So here’s where you, the faithful few, come in. I want to know what you like to see me write about. What topics of mine most intrigue you, and which ones do you like to hear my opinions on? For now, my goal is to pick two topics and begin writing about each once a week, thus rendering joshmorton.com a bi-weekly, you-know-on-Tuesday-and-Friday-there-will-be-a-post website. I’m not going to limit what the options are, but i will give you a few of the things I’m considering right now:

One day will probably be related to my career or profession. Not so much the KOA Snack Shop, but the one I studied in college and intend to go into. As such, it could be strictly technical in nature. Maybe you’d like to hear me write my theories about proper gain staging, or why light fixture sockets sometimes corrode, or why a Big Gulp and a $500,000 sound board don’t belong together. As a less boring option, maybe you’d like to hear me talk about some Biblical principles and philosophies about technology and worship together. I must warn you that option sounds like I’d actually have to do some homework to write about. I’m not really sure what you want to read, but in the time it took to write this last paragraph I have already decided one of the days will definitely be this category.

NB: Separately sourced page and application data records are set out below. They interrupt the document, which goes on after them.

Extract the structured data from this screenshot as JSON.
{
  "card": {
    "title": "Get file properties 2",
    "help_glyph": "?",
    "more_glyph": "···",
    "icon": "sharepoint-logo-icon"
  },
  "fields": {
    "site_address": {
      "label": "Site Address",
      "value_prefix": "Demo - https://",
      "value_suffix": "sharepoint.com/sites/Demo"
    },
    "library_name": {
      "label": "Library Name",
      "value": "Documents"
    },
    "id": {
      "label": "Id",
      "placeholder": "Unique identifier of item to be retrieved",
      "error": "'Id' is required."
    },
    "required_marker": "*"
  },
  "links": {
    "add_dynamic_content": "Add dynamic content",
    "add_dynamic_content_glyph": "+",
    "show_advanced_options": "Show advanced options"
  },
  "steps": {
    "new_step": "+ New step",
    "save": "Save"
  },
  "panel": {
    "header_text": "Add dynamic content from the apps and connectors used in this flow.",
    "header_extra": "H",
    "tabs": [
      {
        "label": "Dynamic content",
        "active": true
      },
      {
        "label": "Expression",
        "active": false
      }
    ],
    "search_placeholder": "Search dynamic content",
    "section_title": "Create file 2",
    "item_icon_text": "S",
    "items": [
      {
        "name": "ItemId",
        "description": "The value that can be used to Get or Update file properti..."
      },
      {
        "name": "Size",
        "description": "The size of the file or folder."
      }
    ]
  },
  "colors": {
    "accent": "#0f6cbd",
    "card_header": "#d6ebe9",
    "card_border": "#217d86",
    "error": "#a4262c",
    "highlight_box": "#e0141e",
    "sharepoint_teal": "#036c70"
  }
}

I do want this to be a resource site for people doing the things I’m doing.

The second day is pretty much wide open, though. I’m up for talking theology, baseball, mass transportation, the space program, Einstein’s theory of relativity, C.S. Lewis books, Arthur Miller plays, television, movie reviews, or even classic Nintendo games. More than likely the category will switch periodically (I know myself well enough to expect that). But at least your input will give me some direction.

I’ve been told that you can’t write for other people, you have to write for yourself. I think that’s partially true, but I’ve also never heard of a second book deal with a writer who only sold 7 copies of their first.